The date can be determined or guessed easily because a hotel stay is usually limited to a few days, and the record ID, or folio number, can be brute-forced using Hecker's device because it's typically short and is increased sequentially with each new guest. This means that an attacker can have a pretty good idea about the range of numbers to test by reading data of another card -- for example, his own.

Hecker estimates that brute forcing a typical room lock in a hotel with 50 to 100 rooms would take around 18 minutes. Brute forcing a special key, like those used by maids and staff, would take around a half an hour.

The nice part, for the attacker, is that he can even leave the device working on the door and be notified on his mobile phone when the correct data combination has been found.

This is another design flaw that seems to affect many vendors, Hecker said. The best fix would be for folio numbers to be made larger and to be assigned randomly to new guests. Adding encryption to the process would be better, but would almost certainly require replacing the existing system with new encryption-capable locks, he said.

Join the newsletter!

Or
Error: Please check your email address.
Rocket to Success - Your 10 Tips for Smarter ERP System Selection
Keep up with the latest tech news, reviews and previews by subscribing to the Good Gear Guide newsletter.

Lucian Constantin

IDG News Service
Show Comments

Essentials

Mobile

Sansai 6-Outlet Power Board + 4-Port USB Charging Station

Learn more >

Exec

Budget

Back To Business Guide

Click for more ›

Brand Post

Most Popular Reviews

Latest Articles

Resources

PCW Evaluation Team

Louise Coady

Brother MFC-L9570CDW Multifunction Printer

The printer was convenient, produced clear and vibrant images and was very easy to use

Edwina Hargreaves

WD My Cloud Home

I would recommend this device for families and small businesses who want one safe place to store all their important digital content and a way to easily share it with friends, family, business partners, or customers.

Walid Mikhael

Brother QL-820NWB Professional Label Printer

It’s easy to set up, it’s compact and quiet when printing and to top if off, the print quality is excellent. This is hands down the best printer I’ve used for printing labels.

Ben Ramsden

Sharp PN-40TC1 Huddle Board

Brainstorming, innovation, problem solving, and negotiation have all become much more productive and valuable if people can easily collaborate in real time with minimal friction.

Sarah Ieroianni

Brother QL-820NWB Professional Label Printer

The print quality also does not disappoint, it’s clear, bold, doesn’t smudge and the text is perfectly sized.

Ratchada Dunn

Sharp PN-40TC1 Huddle Board

The Huddle Board’s built in program; Sharp Touch Viewing software allows us to easily manipulate and edit our documents (jpegs and PDFs) all at the same time on the dashboard.

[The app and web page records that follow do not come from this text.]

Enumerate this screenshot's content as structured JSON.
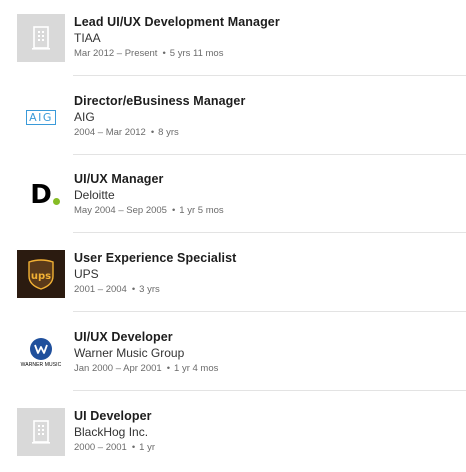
{
  "positions": [
    {
      "title": "Lead UI/UX Development Manager",
      "company": "TIAA",
      "date_range": "Mar 2012 – Present",
      "duration": "5 yrs 11 mos",
      "logo": "building-placeholder-icon"
    },
    {
      "title": "Director/eBusiness Manager",
      "company": "AIG",
      "date_range": "2004 – Mar 2012",
      "duration": "8 yrs",
      "logo": "aig-logo",
      "logo_text": "AIG"
    },
    {
      "title": "UI/UX Manager",
      "company": "Deloitte",
      "date_range": "May 2004 – Sep 2005",
      "duration": "1 yr 5 mos",
      "logo": "deloitte-logo",
      "logo_text": "D"
    },
    {
      "title": "User Experience Specialist",
      "company": "UPS",
      "date_range": "2001 – 2004",
      "duration": "3 yrs",
      "logo": "ups-logo",
      "logo_text": "ups"
    },
    {
      "title": "UI/UX Developer",
      "company": "Warner Music Group",
      "date_range": "Jan 2000 – Apr 2001",
      "duration": "1 yr 4 mos",
      "logo": "warner-music-logo",
      "logo_text": "WARNER MUSIC"
    },
    {
      "title": "UI Developer",
      "company": "BlackHog Inc.",
      "date_range": "2000 – 2001",
      "duration": "1 yr",
      "logo": "building-placeholder-icon"
    }
  ],
  "separator": "•",
  "colors": {
    "aig_blue": "#3a9ad9",
    "deloitte_green": "#86bc25",
    "ups_brown": "#2b1b10",
    "ups_gold": "#f2b134",
    "warner_blue": "#1f4f9c",
    "placeholder_gray": "#d9d9d9"
  }
}
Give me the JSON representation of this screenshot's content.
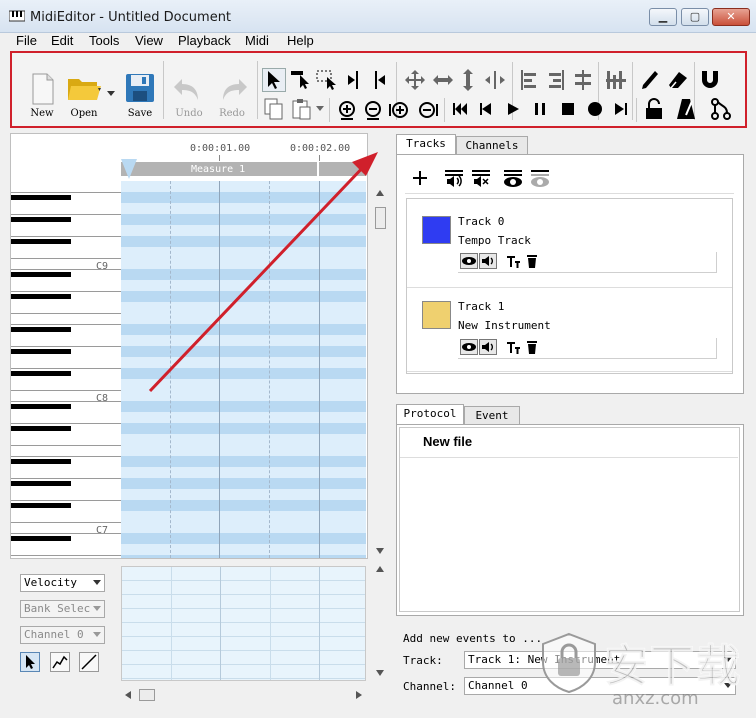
{
  "window": {
    "title": "MidiEditor - Untitled Document",
    "min": "▁",
    "max": "▢",
    "close": "✕"
  },
  "menu": [
    "File",
    "Edit",
    "Tools",
    "View",
    "Playback",
    "Midi",
    "Help"
  ],
  "toolbar": {
    "new_label": "New",
    "open_label": "Open",
    "save_label": "Save",
    "undo_label": "Undo",
    "redo_label": "Redo"
  },
  "ruler": {
    "time1": "0:00:01.00",
    "time2": "0:00:02.00",
    "measure": "Measure 1"
  },
  "piano": {
    "octaves": [
      "C9",
      "C8",
      "C7"
    ]
  },
  "bottom_left": {
    "velocity": "Velocity",
    "bank": "Bank Selec",
    "channel": "Channel 0"
  },
  "tabs_top": {
    "tracks": "Tracks",
    "channels": "Channels"
  },
  "tracks": [
    {
      "name": "Track 0",
      "instrument": "Tempo Track",
      "color": "#2f3cf2"
    },
    {
      "name": "Track 1",
      "instrument": "New Instrument",
      "color": "#efd06f"
    }
  ],
  "tabs_bottom": {
    "protocol": "Protocol",
    "event": "Event"
  },
  "protocol": {
    "entry": "New file"
  },
  "add_events": {
    "heading": "Add new events to ...",
    "track_label": "Track:",
    "track_value": "Track 1: New Instrument",
    "channel_label": "Channel:",
    "channel_value": "Channel 0"
  },
  "watermark": {
    "text": "安下载",
    "site": "anxz.com"
  },
  "colors": {
    "annotation": "#d0202b",
    "grid_light": "#ddeefb",
    "grid_dark": "#b9d9f2"
  }
}
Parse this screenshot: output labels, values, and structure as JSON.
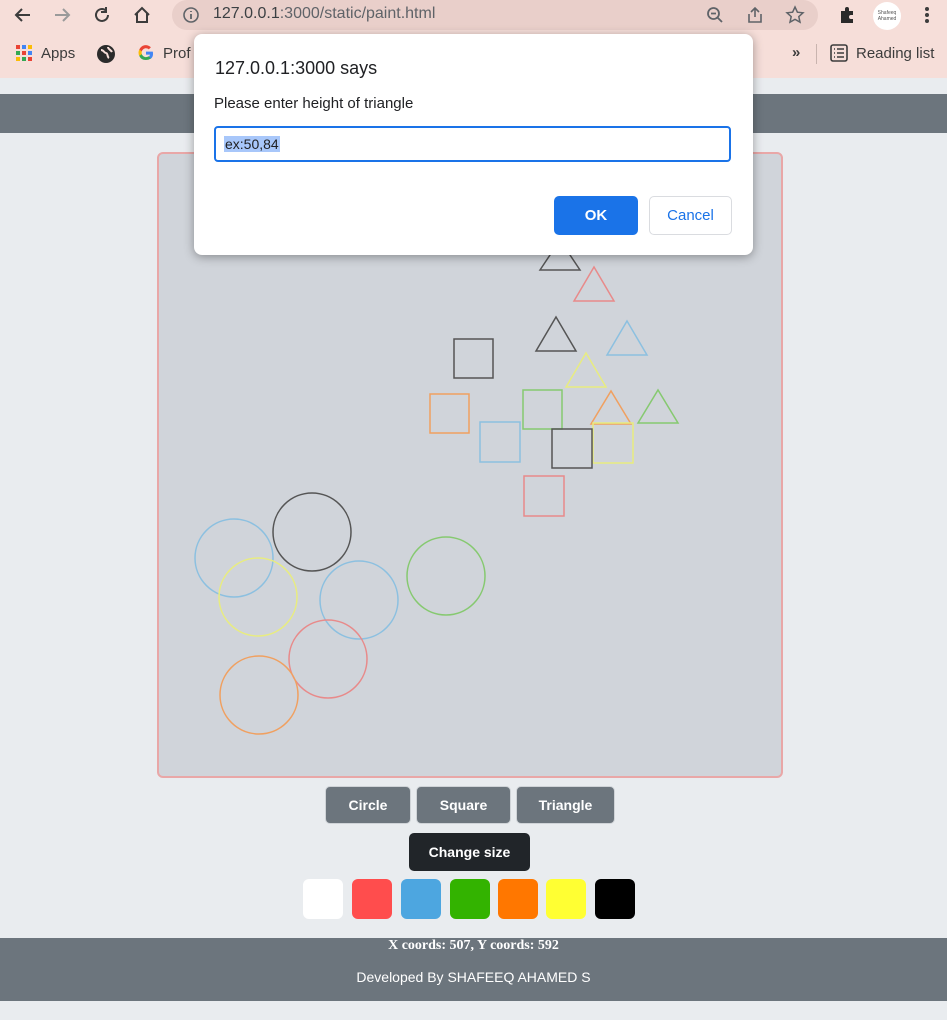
{
  "browser": {
    "url_host": "127.0.0.1",
    "url_path": ":3000/static/paint.html",
    "bookmarks": {
      "apps": "Apps",
      "profile": "Prof",
      "reading_list": "Reading list"
    },
    "profile_avatar_text": "Shafeeq Ahamed"
  },
  "dialog": {
    "title": "127.0.0.1:3000 says",
    "message": "Please enter height of triangle",
    "input_value": "ex:50,84",
    "ok_label": "OK",
    "cancel_label": "Cancel"
  },
  "shape_buttons": [
    "Circle",
    "Square",
    "Triangle"
  ],
  "change_size_label": "Change size",
  "swatches": [
    "#ffffff",
    "#ff4d4d",
    "#4da6e0",
    "#33b300",
    "#ff7700",
    "#ffff33",
    "#000000"
  ],
  "colors": {
    "red": "#e88a8a",
    "blue": "#8cc0e0",
    "green": "#86c970",
    "orange": "#f0a060",
    "yellow": "#e8ec80",
    "gray": "#555555"
  },
  "footer": {
    "coords": "X coords: 507, Y coords: 592",
    "developer": "Developed By SHAFEEQ AHAMED S"
  }
}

Featured Content

Product Launch Showcase

Latest Jobs

Don’t have an account? Sign up here

Don't have an account? Sign up now

Forgot password?